'Busy thoughts', are both a dream and detrimental. Busy thoughts are great when you are perhaps having a bit of a rough patch, you have a bit of grief or you are just a bit bored; they keep you going and motivate you to channel your energy into something important. Busy thoughts, however, can also serve as a blinding distraction. Addressing how you are feeling and reflecting on what is going on in your life may sound like a simplistic and natural notion, but it doesn’t come easily to all of us. I know that I enjoy ignoring what’s going on in my mind and subdue myself with busy thoughts, until my unrealised issues manifest as a hideous, unavoidable monster. I habitually become so distracted that I forget to really take care of myself by just setting aside the time to do nothing.

I was horribly sick with the flu recently, and whilst I was bed ridden, bingeing episodes of Black Mirror like no tomorrow, I could not switch off my brain and rest. I was plagued with the thoughts of all the things I had to do, all the things I wanted to do and I thus - I kept subconsciously working. I was unwell for sixteen days, and I suppose the reason it took so long to feel better is because mentally, I was exhausted and it cried out from my body. I realised I had run myself into the ground, because my body was wishing for help and rest. I don’t always get that physical warning, which is scary as I am just poising myself for a breakdown.
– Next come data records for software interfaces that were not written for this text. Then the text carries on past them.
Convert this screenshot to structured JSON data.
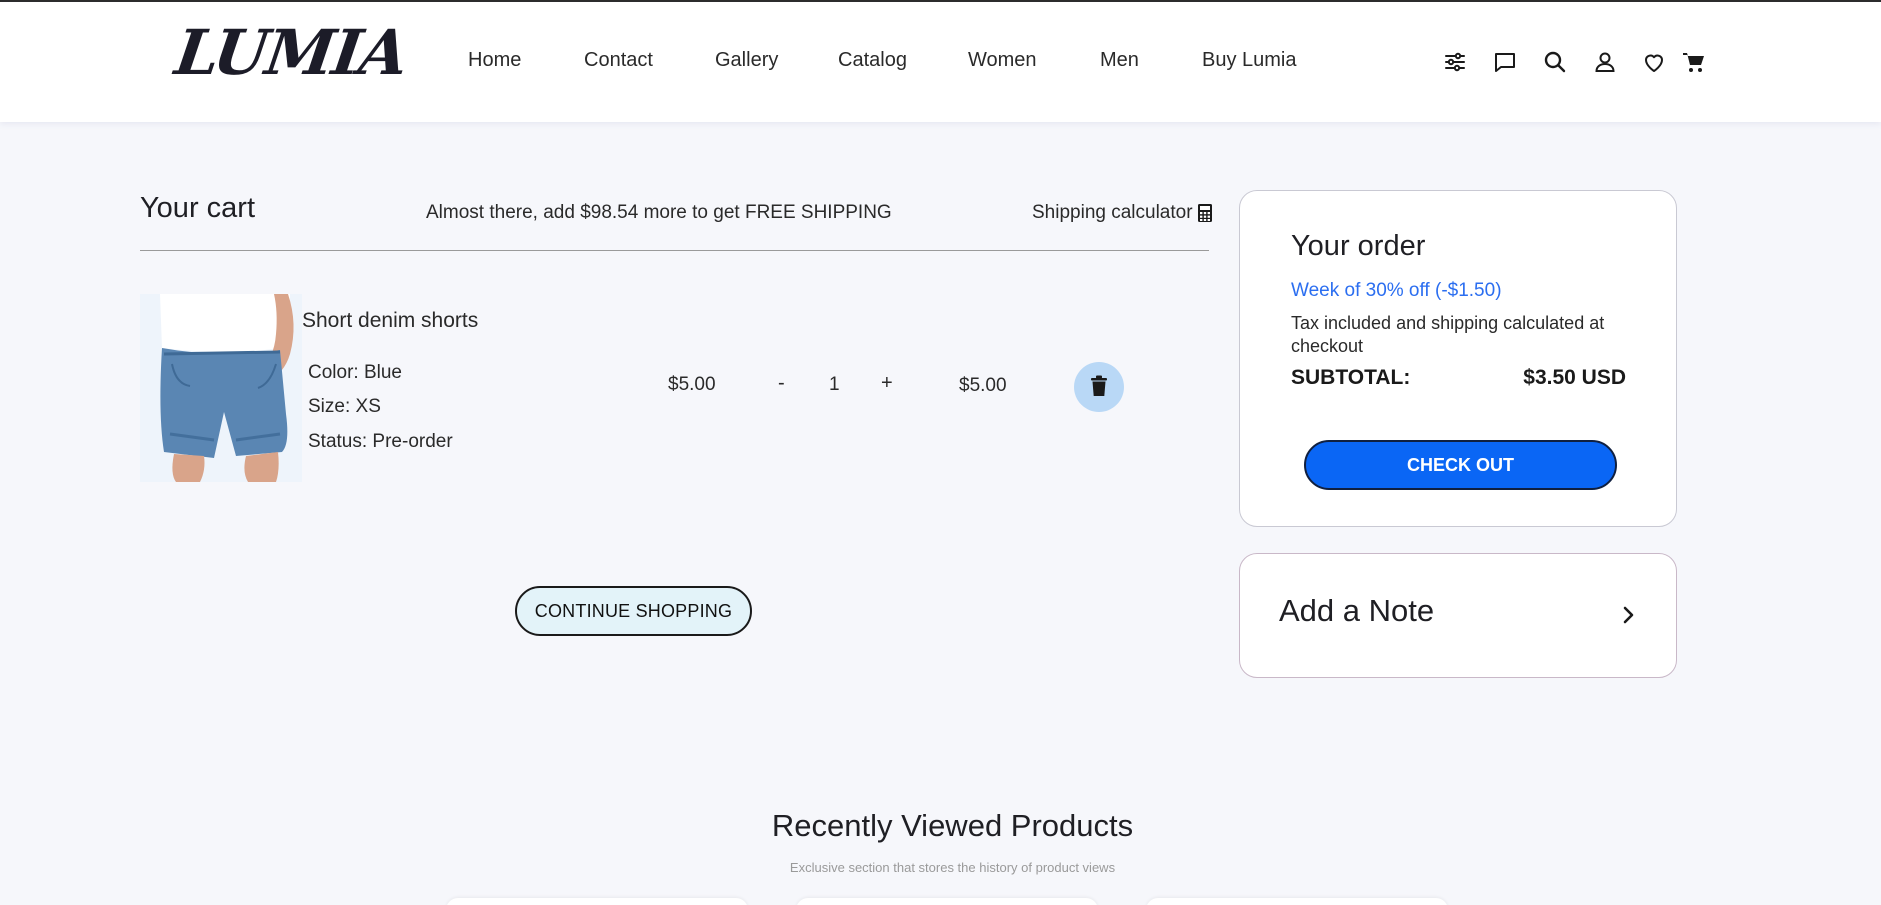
{
  "header": {
    "logo": "LUMIA",
    "nav": [
      "Home",
      "Contact",
      "Gallery",
      "Catalog",
      "Women",
      "Men",
      "Buy Lumia"
    ],
    "icons": [
      "filter-icon",
      "chat-icon",
      "search-icon",
      "user-icon",
      "heart-icon",
      "cart-icon"
    ]
  },
  "cart": {
    "title": "Your cart",
    "free_shipping_message": "Almost there, add $98.54 more to get FREE SHIPPING",
    "shipping_calculator": "Shipping calculator",
    "items": [
      {
        "name": "Short denim shorts",
        "color": "Color: Blue",
        "size": "Size: XS",
        "status": "Status: Pre-order",
        "unit_price": "$5.00",
        "quantity": "1",
        "line_total": "$5.00",
        "qty_minus": "-",
        "qty_plus": "+"
      }
    ],
    "continue_shopping": "CONTINUE SHOPPING"
  },
  "order": {
    "title": "Your order",
    "promo": "Week of 30% off (-$1.50)",
    "tax_note": "Tax included and shipping calculated at checkout",
    "subtotal_label": "SUBTOTAL:",
    "subtotal_value": "$3.50 USD",
    "checkout": "CHECK OUT"
  },
  "note": {
    "title": "Add a Note"
  },
  "recent": {
    "title": "Recently Viewed Products",
    "subtitle": "Exclusive section that stores the history of product views"
  },
  "colors": {
    "accent_blue": "#0a66f5",
    "promo_blue": "#2b6ef0",
    "page_bg": "#f6f7fb",
    "delete_bg": "#b9d8f6",
    "continue_bg": "#e3f3f9"
  }
}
Having bipolar disorder, I have experienced the red-bullish, sleepless nightmare that is mania and the ‘busy thoughts’ really do not compare. However, running yourself into exhaustion is always bad news – you create the perfect breeding ground for your unattended problems, and your once small issues will surface like vermin when you are drained. I know my illness well enough now to realise that if I take on too much and become stressed, I am tempting a bipolar episode, so realistically – with my recent bout of flu – I have to thank my body for reminding me of the importance of rest.

After taking some time off over Christmas, I feel energised and ready to conquer the world again. Nonetheless, this time – I’m going to reawaken my professional nap artist alter ego from time to time, because it really is exhausting work being exhausted.

Don’t be afraid to take a break to recharge your batteries, it doesn’t mean you’re lazy or wasting time – it honestly just shows that you’re mature enough to seek out balance in your life, giving both your mind and body a little TLC. Set aside a moment, even a day in your calendar, to have no plans and just rest. It’s small, but it’s life changing.